What’s the Difference Between BCAAs and EAAs?

There has been a debate between BCAAs and EAAs ever since amino acid supplements were introduced to the market.

Essential amino acids are said to be important for athletes because they provide the body with all the protein it needs. But which is better- BCAA supplements or essential amino acid supplements?

Here is all the information you need to make an informed choice about these two well-known sports supplements.


BCAAs: what are they?

There are three essential amino acids in branching-chain amino acids (BCAAs): leucine, valine, and isoleucine. BCAAs are known to assist in the synthesis of new muscle proteins and prevent the breakdown or decomposition of existing muscle tissues. BCAA supplements are excellent for reducing muscle soreness following a workout as well as accelerating muscle recovery. They provide the following benefits:

A BCAA supplement can reduce muscular fatigue, allowing one to exercise more.

BCAAs are quite effective at easing muscle pain while improving muscle and joint healing.

BCAAs have the following drawbacks:

  • BCAAs negatively impact blood sugar metabolism.
  • BCAAs are not recommended for women who are pregnant or nursing.
  • Serotonin levels are lowered, disrupting sleep cycles.
  • Furthermore, it may affect the metabolism of a number of other proteins.

The BCAA supplement contains only 3 of the 9 essential amino acids, so it might not provide all the benefits of each type of component.

EAAs: what are they?

Essential amino acids (EAAs) are made up of nine amino acids that contribute to a number of bodily functions. It contains leucine, isoleucine, valine, lysine, methionine, threonine, histidine, tryptophan, and phenylalanine, which all contribute to boosting strength and stamina. The following are the main benefits of taking EAA supplements:

EAA increases muscle protein synthesis by providing all the essential amino acids needed for this process.

Due to the presence of histidine, an amino acid that produces histamine, it also contributes to a better immune response.

Due to its amino acid content, such as leucine and lysine, it also aids in giving the body hormonal balance by maintaining the endocrine system.

EAAs have the following downsides:

In order to ensure that these supplements are safe for children’s digestive systems, one should consult a doctor before using them.

Besides assisting in the detoxification of blood and fat metabolism by the body, they are also helpful in managing weight due to their methionine content.

How do EAAs and BCAAs differ?

The following are some of the main differences between BCAAs and EAAs:

  • In contrast to EAAs, BCAAs have aliphatic side chains with a single carbon atom in the middle connected to three or more carbon atoms.
  • Compared to BCAAs, EAAs contain nine amino acids.
  • Compared to BCAAs, EAAs have a really impressive protein synthesis reaction.
  • BCAA supplements lack histidine, so they do not boost immunity as effectively as EAA supplements.
  • Muscle fatigue is less effectively prevented by EAAs than BCAAs.

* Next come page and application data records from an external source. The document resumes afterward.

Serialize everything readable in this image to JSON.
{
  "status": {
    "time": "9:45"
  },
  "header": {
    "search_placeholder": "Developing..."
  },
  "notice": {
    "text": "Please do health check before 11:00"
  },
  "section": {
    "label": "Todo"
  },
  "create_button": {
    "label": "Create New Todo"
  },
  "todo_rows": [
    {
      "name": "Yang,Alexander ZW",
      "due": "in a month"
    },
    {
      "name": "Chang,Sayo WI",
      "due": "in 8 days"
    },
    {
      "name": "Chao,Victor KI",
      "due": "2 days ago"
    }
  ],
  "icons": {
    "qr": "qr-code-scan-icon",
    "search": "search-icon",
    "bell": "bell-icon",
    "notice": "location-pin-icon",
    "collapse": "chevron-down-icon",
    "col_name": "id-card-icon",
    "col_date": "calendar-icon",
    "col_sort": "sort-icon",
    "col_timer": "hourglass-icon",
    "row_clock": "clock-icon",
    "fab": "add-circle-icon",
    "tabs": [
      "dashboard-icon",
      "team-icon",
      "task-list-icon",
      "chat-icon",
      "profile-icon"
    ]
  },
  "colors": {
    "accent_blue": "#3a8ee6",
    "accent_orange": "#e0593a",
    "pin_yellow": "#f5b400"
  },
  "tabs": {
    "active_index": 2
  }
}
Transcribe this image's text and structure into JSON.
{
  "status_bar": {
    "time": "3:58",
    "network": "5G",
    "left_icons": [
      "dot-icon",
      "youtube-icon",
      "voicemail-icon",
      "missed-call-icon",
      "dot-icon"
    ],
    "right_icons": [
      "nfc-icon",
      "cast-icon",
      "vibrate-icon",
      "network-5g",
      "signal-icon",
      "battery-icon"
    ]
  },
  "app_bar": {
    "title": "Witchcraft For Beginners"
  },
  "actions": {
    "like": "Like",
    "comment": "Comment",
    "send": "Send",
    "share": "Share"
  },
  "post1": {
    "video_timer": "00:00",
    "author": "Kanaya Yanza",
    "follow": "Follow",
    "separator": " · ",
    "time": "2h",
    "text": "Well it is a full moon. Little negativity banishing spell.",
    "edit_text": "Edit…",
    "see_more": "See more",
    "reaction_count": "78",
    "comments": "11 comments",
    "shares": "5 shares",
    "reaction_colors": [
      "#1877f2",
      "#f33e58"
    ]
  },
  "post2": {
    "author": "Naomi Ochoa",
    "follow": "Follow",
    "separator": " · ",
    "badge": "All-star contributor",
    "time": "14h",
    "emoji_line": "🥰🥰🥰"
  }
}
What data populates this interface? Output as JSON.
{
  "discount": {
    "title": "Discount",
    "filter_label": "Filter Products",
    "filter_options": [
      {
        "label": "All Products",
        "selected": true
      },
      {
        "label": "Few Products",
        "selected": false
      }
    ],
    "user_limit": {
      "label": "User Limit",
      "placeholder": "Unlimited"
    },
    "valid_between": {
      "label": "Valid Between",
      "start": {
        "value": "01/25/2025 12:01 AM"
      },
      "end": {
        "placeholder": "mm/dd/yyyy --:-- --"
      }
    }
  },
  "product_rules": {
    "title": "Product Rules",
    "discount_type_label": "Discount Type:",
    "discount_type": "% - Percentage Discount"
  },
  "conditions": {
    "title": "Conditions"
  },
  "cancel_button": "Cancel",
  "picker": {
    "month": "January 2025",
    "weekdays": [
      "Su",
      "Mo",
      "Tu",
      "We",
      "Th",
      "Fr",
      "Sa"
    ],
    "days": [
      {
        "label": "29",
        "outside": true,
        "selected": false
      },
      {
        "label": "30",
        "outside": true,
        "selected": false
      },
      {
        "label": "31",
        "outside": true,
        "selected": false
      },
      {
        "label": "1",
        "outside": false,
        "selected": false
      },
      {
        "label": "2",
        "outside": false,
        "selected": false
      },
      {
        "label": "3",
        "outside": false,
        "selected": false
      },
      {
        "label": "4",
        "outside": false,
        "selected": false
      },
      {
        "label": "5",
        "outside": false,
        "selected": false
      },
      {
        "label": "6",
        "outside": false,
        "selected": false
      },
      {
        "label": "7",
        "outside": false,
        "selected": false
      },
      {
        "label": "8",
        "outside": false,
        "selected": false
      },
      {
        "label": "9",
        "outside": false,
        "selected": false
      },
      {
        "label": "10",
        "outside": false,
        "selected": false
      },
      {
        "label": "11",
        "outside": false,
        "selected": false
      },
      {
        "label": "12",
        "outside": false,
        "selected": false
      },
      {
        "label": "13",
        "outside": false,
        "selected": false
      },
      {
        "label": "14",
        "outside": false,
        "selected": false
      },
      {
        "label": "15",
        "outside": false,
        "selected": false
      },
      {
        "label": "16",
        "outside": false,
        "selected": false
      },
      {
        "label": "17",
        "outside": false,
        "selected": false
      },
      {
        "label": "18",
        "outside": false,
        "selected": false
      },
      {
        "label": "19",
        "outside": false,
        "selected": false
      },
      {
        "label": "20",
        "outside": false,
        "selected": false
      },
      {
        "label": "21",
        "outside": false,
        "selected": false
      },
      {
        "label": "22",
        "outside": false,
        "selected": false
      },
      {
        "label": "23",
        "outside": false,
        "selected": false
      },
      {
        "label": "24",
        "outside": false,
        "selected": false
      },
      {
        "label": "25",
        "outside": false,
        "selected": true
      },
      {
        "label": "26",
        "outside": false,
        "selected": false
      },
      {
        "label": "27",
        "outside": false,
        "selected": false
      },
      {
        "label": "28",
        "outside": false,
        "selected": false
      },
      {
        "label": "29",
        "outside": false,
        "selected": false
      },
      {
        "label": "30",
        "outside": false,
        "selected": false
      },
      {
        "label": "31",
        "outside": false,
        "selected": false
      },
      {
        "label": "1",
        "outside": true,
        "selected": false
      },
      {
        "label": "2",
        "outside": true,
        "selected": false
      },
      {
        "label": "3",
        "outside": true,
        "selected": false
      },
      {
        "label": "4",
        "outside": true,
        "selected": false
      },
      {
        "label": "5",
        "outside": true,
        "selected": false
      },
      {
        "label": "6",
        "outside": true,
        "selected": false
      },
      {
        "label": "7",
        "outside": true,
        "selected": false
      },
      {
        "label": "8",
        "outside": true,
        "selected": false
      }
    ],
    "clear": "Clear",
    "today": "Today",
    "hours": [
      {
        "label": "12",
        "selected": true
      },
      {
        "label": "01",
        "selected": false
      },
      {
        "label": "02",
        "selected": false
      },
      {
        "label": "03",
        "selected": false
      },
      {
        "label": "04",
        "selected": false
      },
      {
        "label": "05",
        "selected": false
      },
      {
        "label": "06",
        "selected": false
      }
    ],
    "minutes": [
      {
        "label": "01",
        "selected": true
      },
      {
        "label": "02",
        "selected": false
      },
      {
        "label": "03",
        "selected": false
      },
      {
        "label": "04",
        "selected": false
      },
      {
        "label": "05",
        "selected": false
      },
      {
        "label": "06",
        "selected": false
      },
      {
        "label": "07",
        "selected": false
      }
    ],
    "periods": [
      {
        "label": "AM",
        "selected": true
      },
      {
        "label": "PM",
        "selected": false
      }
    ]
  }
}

The difference between BCAAs and EAAs

According to Essentials of Strength Training and Conditioning, 4th ed., our muscles are particularly responsive to amino acids for up to 48 hours after exercise. As a result, amino acid supplements have become an integral part of fitness enthusiasts’ diets, both during and after a workout.

A recent study in Frontiers in Physiology found that consuming 5.6 g of BCAAs following a strength-training session increased muscle protein synthesis by 22%. A review article in the Journal of the International Society of Sports Nutrition suggests that you need a plentiful supply of all EAAs and not just BCAAs to increase muscle protein synthesis.

All of the EAAs play an essential role in maintaining and rebuilding muscle, according to a number of studies. It has also been suggested that taking supplements containing EAAs may activate muscle protein in the same way as consuming a total protein source containing the same amount of EAAs (such as chicken breasts or whey protein).

In conclusion

There are both upsides and downsides to BCAAs and EAAs, so one can choose the best product based on their needs and wants. Consumers should determine what they expect from supplements when choosing between the two products. Despite being practically the same in price, both supplements serve different purposes.

All nine essential amino acids are contained in EAA supplements. As a result, EAAs are made up of three well-known and fundamental amino acids whereas BCAAs are made up of three. For the best buying choice, one should consult their health expert. If you are vegan, you should consider EAAs. Alternatively, you might want to think about BCAAs.